An atheist at Virginia Tech deals with the tragedy...
Notice something interesting about the aftermath of the Virginia Tech shootings? Atheists are nowhere to be found. Every time there is a public gathering there is talk of God and divine mercy and spiritual healing. Even secular people like the poet Nikki Giovanni use language that is heavily drenched with religious symbolism and meaning.[...]mapantsula, an atheist professor at Virginia Tech, responds on Kos:
It is hardly surprising that Dinesh D’Souza is once again not only profoundly mistaken but also deeply offensive. But I thought it worthwhile to say something in response, not because most people would put the point in the same morally reptilian manner as D’Souza, but because there is at least some vague sense amongst people that we atheists don’t quite grasp the enormity of Monday’s events, that we tend towards a cold-hearted manner of thinking, that we condescend to expressions of community, meaning, or bereavement.I've quoted more than I should have; read the whole thing here.
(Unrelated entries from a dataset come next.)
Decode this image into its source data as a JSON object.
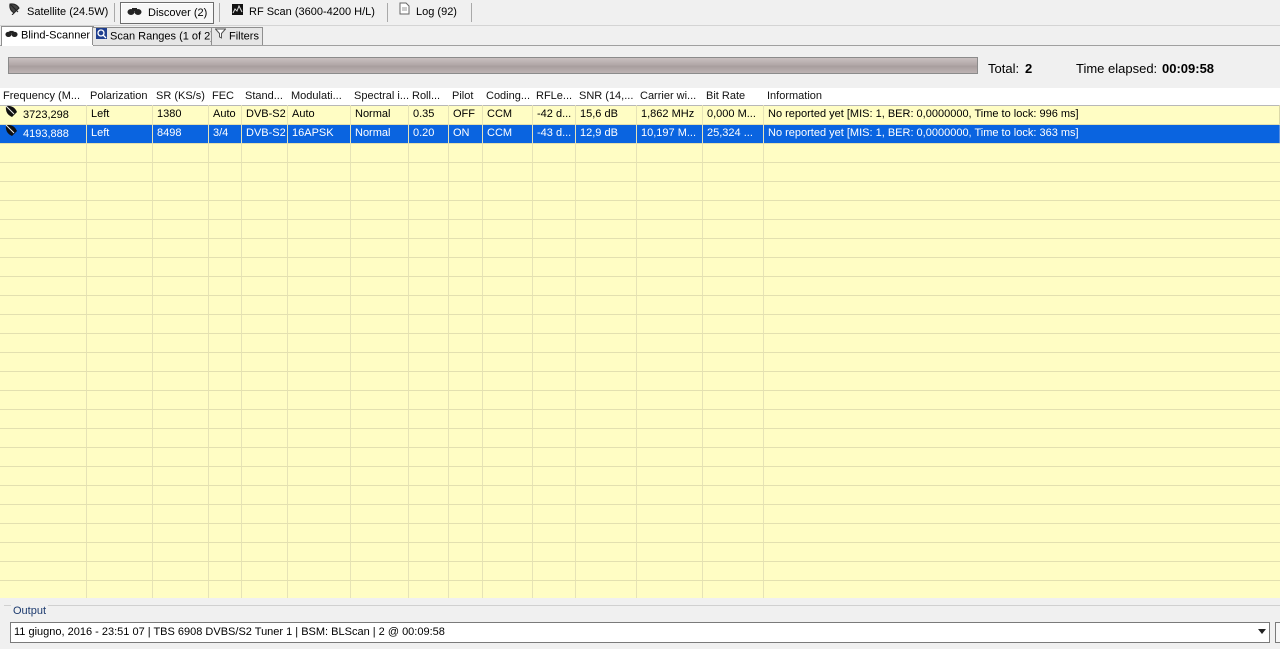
{
  "toolbar": {
    "satellite": "Satellite (24.5W)",
    "discover": "Discover (2)",
    "rfscan": "RF Scan (3600-4200 H/L)",
    "log": "Log (92)"
  },
  "tabs": {
    "blind_scanner": "Blind-Scanner",
    "scan_ranges": "Scan Ranges (1 of 2)",
    "filters": "Filters"
  },
  "status": {
    "total_label": "Total:",
    "total_value": "2",
    "elapsed_label": "Time elapsed:",
    "elapsed_value": "00:09:58",
    "progress_fraction": 1.0
  },
  "grid": {
    "columns": [
      "Frequency (M...",
      "Polarization",
      "SR (KS/s)",
      "FEC",
      "Stand...",
      "Modulati...",
      "Spectral i...",
      "Roll...",
      "Pilot",
      "Coding...",
      "RFLe...",
      "SNR (14,...",
      "Carrier wi...",
      "Bit Rate",
      "Information"
    ],
    "rows": [
      [
        "3723,298",
        "Left",
        "1380",
        "Auto",
        "DVB-S2",
        "Auto",
        "Normal",
        "0.35",
        "OFF",
        "CCM",
        "-42 d...",
        "15,6 dB",
        "1,862 MHz",
        "0,000 M...",
        "No reported yet [MIS: 1, BER: 0,0000000, Time to lock: 996 ms]"
      ],
      [
        "4193,888",
        "Left",
        "8498",
        "3/4",
        "DVB-S2",
        "16APSK",
        "Normal",
        "0.20",
        "ON",
        "CCM",
        "-43 d...",
        "12,9 dB",
        "10,197 M...",
        "25,324 ...",
        "No reported yet [MIS: 1, BER: 0,0000000, Time to lock: 363 ms]"
      ]
    ],
    "selected_row": 1,
    "row_color": "#fffdc4",
    "selected_color": "#0a64e0"
  },
  "output": {
    "label": "Output",
    "value": "11 giugno, 2016 - 23:51 07 | TBS 6908 DVBS/S2 Tuner 1 | BSM: BLScan | 2 @ 00:09:58"
  },
  "icons": {
    "satellite": "satellite-dish-icon",
    "discover": "binoculars-icon",
    "rfscan": "spectrum-icon",
    "log": "document-icon",
    "scan_ranges": "magnifier-icon",
    "filters": "funnel-icon",
    "row": "dish-icon"
  }
}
So I will tell you, Mr D’Souza, what I grasp and where I am to be found.
I understand why my wife was frantic on Monday morning, trying to contact me through jammed phone lines. I can still feel the tenor of her voice resonating in my veins when she got through to me, how she shook with relief and tears. I remember how my mother looked the last time she thought she might have lost a son, so I have a vivid image of her and a thousand other mothers that hasn’t quite left my mind yet.
I am to be found in Lane Stadium, looking out over a sea of maroon and orange, trying not to break down when someone mentions the inviolability of the classroom and the bond between a teacher and his students. That is my classroom, Mr D’Souza, my students, my chosen responsibility in this godless life, my small office in the care of humanity and its youth.
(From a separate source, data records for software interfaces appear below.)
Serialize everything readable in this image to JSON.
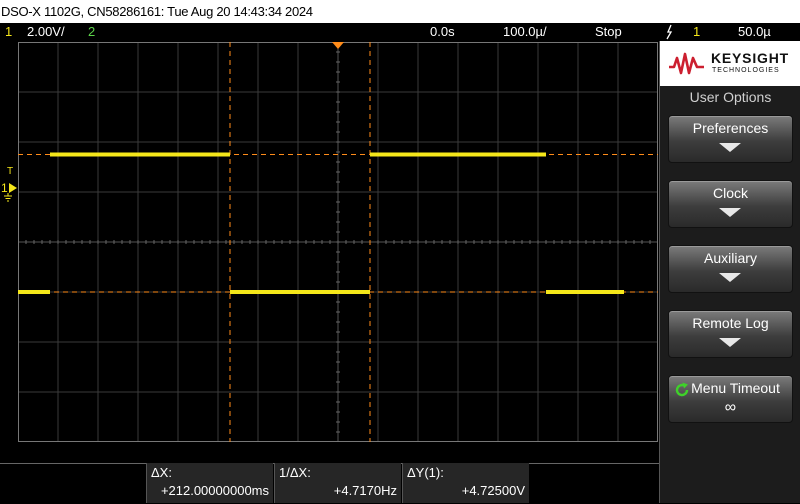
{
  "window": {
    "title": "DSO-X 1102G, CN58286161: Tue Aug 20 14:43:34 2024"
  },
  "status": {
    "ch1_number": "1",
    "ch1_scale": "2.00V/",
    "ch2_number": "2",
    "time_offset": "0.0s",
    "time_scale": "100.0µ/",
    "run_state": "Stop",
    "trigger_icon": "trigger-edge-icon",
    "trigger_channel": "1",
    "trigger_level": "50.0µ"
  },
  "colors": {
    "ch1": "#f5e71a",
    "ch2": "#5cd24a",
    "cursor": "#ff8c1a",
    "brand": "#cc1f2f"
  },
  "display": {
    "ch1_marker": "1",
    "trigger_marker": "T"
  },
  "panel": {
    "brand_name": "KEYSIGHT",
    "brand_sub": "TECHNOLOGIES",
    "title": "User Options",
    "softkeys": [
      {
        "label": "Preferences",
        "icon": "arrow-down-icon"
      },
      {
        "label": "Clock",
        "icon": "arrow-down-icon"
      },
      {
        "label": "Auxiliary",
        "icon": "arrow-down-icon"
      },
      {
        "label": "Remote Log",
        "icon": "arrow-down-icon"
      },
      {
        "label": "Menu Timeout",
        "icon": "refresh-icon",
        "value": "∞"
      }
    ]
  },
  "measurements": {
    "delta_x_label": "ΔX:",
    "delta_x_value": "+212.00000000ms",
    "inv_delta_x_label": "1/ΔX:",
    "inv_delta_x_value": "+4.7170Hz",
    "delta_y_label": "ΔY(1):",
    "delta_y_value": "+4.72500V"
  },
  "waveform": {
    "channel": 1,
    "high_level_div": 5.75,
    "low_level_div": 3.0,
    "segments": [
      {
        "start_div": 0.0,
        "end_div": 0.8,
        "level": "low"
      },
      {
        "start_div": 0.8,
        "end_div": 5.3,
        "level": "high"
      },
      {
        "start_div": 5.3,
        "end_div": 8.8,
        "level": "low"
      },
      {
        "start_div": 8.8,
        "end_div": 13.2,
        "level": "high"
      },
      {
        "start_div": 13.2,
        "end_div": 15.15,
        "level": "low"
      }
    ],
    "cursor_x_div": [
      5.3,
      8.8
    ],
    "cursor_y_div": [
      5.75,
      3.0
    ]
  }
}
I know that brutal death can come unannounced into any life, but that we should aspire to look at our approaching death with equanimity, with a sense that it completes a well-walked trail, that it is a privilege to have our stories run through to their proper end. I don’t need to live forever to live once and to live completely. It is precisely because I don’t believe there is an afterlife that I am so horrified by the stabbing and slashing and tattering of so many lives around me this week, the despoliation and ruination of the only thing each of us will ever have.